Tony Montana's meteoric rise from down-and-out Cuban refugee to the lord of Miami's criminal underworld is the stuff of movie legend. Scarface has become synonymous with sleazy 80s pop culture and there are more games, films and songs inspired by it than there are stars in the sky. Kind of. But how do you make a game based on a downbeat crime drama appeal to the drooling masses without turning it into a gaudy shoot-em-up with car modding and tit shots? Well, after playing its ass off, developers Radical have achieved this by making a compromise - they've retained the mood and atmosphere of the movie to keep fans happy, but the game itself is made up of familiar GTA-flavoured parts that'll broaden its appeal and, ultimately, the smile on Johnny Casual's face. And it works.
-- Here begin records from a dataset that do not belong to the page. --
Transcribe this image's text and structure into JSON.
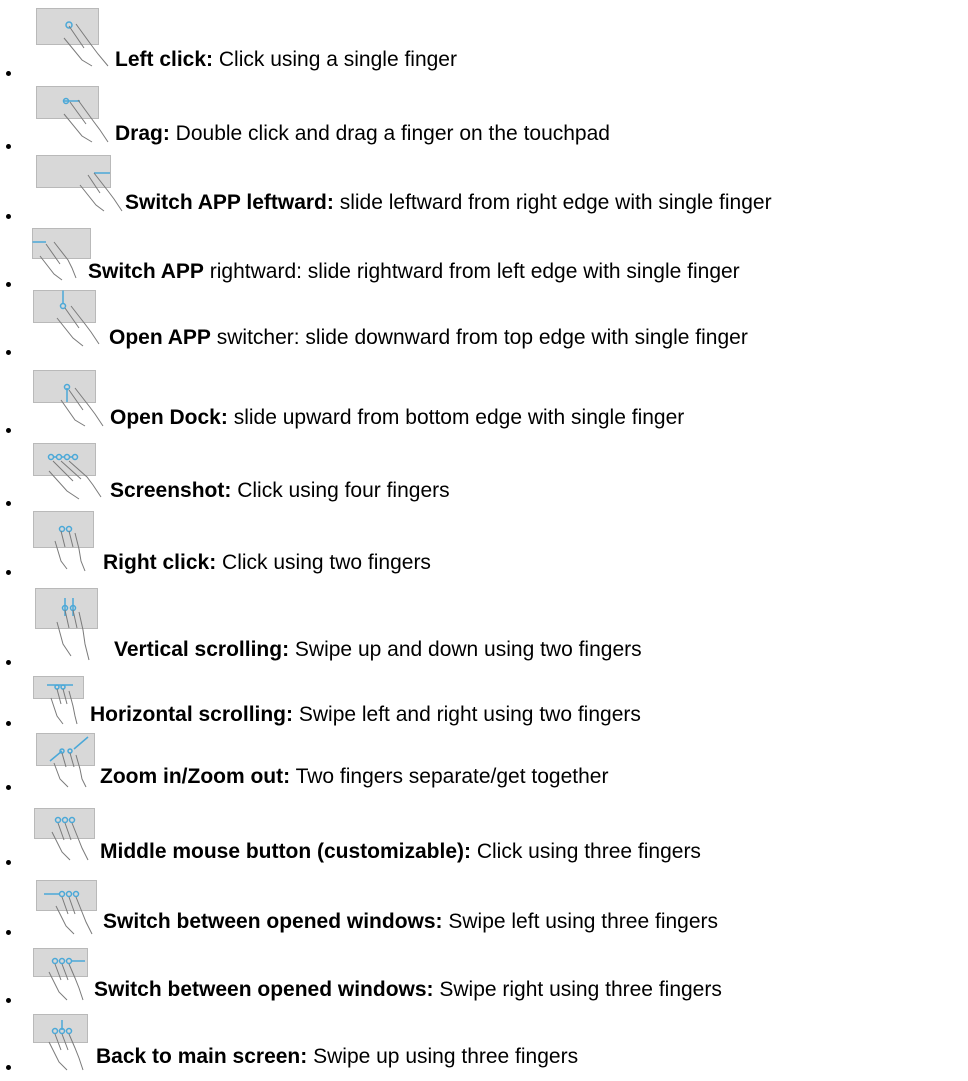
{
  "items": [
    {
      "bold": "Left click:",
      "rest": " Click using a single finger",
      "icon": "single-finger-tap-icon"
    },
    {
      "bold": "Drag:",
      "rest": " Double click and drag a finger on the touchpad",
      "icon": "single-finger-drag-icon"
    },
    {
      "bold": "Switch APP leftward:",
      "rest": " slide leftward from right edge with single finger",
      "icon": "swipe-from-right-edge-icon"
    },
    {
      "bold": "Switch APP",
      "rest": " rightward: slide rightward from left edge with single finger",
      "icon": "swipe-from-left-edge-icon"
    },
    {
      "bold": "Open APP",
      "rest": " switcher: slide downward from top edge with single finger",
      "icon": "swipe-from-top-edge-icon"
    },
    {
      "bold": "Open Dock:",
      "rest": " slide upward from bottom edge with single finger",
      "icon": "swipe-from-bottom-edge-icon"
    },
    {
      "bold": "Screenshot:",
      "rest": " Click using four fingers",
      "icon": "four-finger-tap-icon"
    },
    {
      "bold": "Right click:",
      "rest": " Click using two fingers",
      "icon": "two-finger-tap-icon"
    },
    {
      "bold": "Vertical scrolling:",
      "rest": " Swipe up and down using two fingers",
      "icon": "two-finger-vertical-scroll-icon"
    },
    {
      "bold": "Horizontal scrolling:",
      "rest": " Swipe left and right using two fingers",
      "icon": "two-finger-horizontal-scroll-icon"
    },
    {
      "bold": "Zoom in/Zoom out:",
      "rest": " Two fingers separate/get together",
      "icon": "pinch-zoom-icon"
    },
    {
      "bold": "Middle mouse button (customizable):",
      "rest": "  Click using three fingers",
      "icon": "three-finger-tap-icon"
    },
    {
      "bold": "Switch between opened windows:",
      "rest": " Swipe left using three fingers",
      "icon": "three-finger-swipe-left-icon"
    },
    {
      "bold": "Switch between opened windows:",
      "rest": " Swipe right using three fingers",
      "icon": "three-finger-swipe-right-icon"
    },
    {
      "bold": "Back to main screen:",
      "rest": " Swipe up using three fingers",
      "icon": "three-finger-swipe-up-icon"
    }
  ],
  "colors": {
    "pad_fill": "#d8d8d8",
    "pad_border": "#b9b9b9",
    "gesture_accent": "#4aa8d8",
    "hand_stroke": "#7a7a7a"
  }
}
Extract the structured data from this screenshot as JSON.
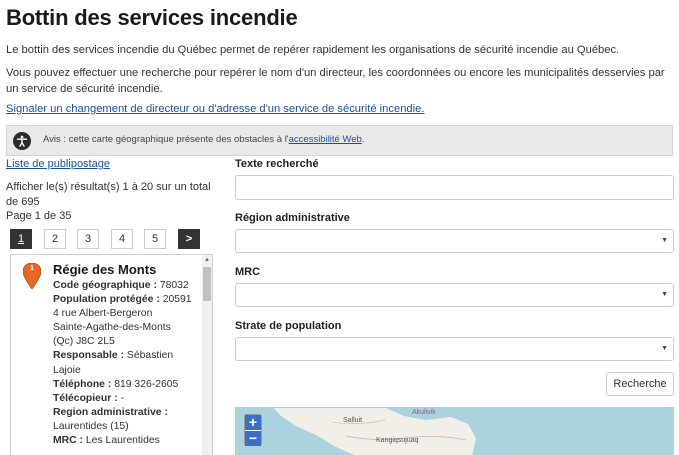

The game takes place immediately after the movie, creating an alternate timeline in which Montana doesn't die - instead, he loses his money and assets to the police and goes into hiding, emerging three years later to take back the city. His first goal? To get his mansion back from a pair of corrupt DEA agents who are shamelessly based on Miami Vice's Crockett and Tubbs. They want a hundred grand, so Tony has to do some small-time drug-dealing before he can re-establish his base of operations. Dealing is simple - an old contact of Tony's works at a bar (the same one where he and Manny try to pick up girls in the movie) and she's a supplier. She sorts you out with a few grams of coke, which you then dish out to street corner-dwelling weirdos and yuppies, cutting yourself a slice of the profit pie. The amount of money you sell for depends on your timing, as it's all controlled via an early TigerWoods-style swing-o-meter.

Push enough drugs and you'll eventually earn enough cash to get your mansion back from the cops and, best of all, earn your 'exotics' catalogue. After the shootout in the opening level your gaff's in a sorry state - police tape everywhere, chalk outlines, bullet holes - which just isn't good enough for a wealthy drug lord. By browsing the aforementioned catalogue, Tony can spend money on decor and furniture, including his sister Gina's ashes (he killed her at the end of the film), stuffed pelicans and hundreds of other oh-so-tasteful items. You can also buy cars and boats, not to mention personnel like drivers and bodyguards. You can even haulout a massive 80s mobile phone and order your driver to bring your car to you at any time, anywhere in the city.


Our favourite feature, though, has to be chatting with pedestrians. There are 250 conversations in total, all of which are multi-tiered. Tony's tactless come-on attempts and sweary mouth make them hilarious. Hitting on uptight career women, berating hicks for being smelly, annoying hippies, calling random passers-by all kinds of incredibly offensive names - it's brilliant, pointless fun and adds an extra layer of ambience and realism to the city. But they serve a purpose too; they're the equivalent of GTA's hidden packages and if you finish every conversation in the game, you unlock one of the game's mountain of bonuses.

The soundtrack is excellent too, with a selection of radio stations - metal, country and so on - hosting a vast selection of licensed tunes, including the film's original score and songs ranging from Johnny Cash to Eric B & Rakim.

This could have turned out predictable, soulless and completely devoid of any reason to play it, but it bloody well won't be. Lush visuals, excellent sound design, ballsy arcade shooting bits, fun arcade driving and swears galore look like they'll make Scarface a winner.

The verdict

Free-roaming crime may start and end with GTA in most peoples minds, but Tony Montana has the balls to be a contender. Fock!

PlayStation 2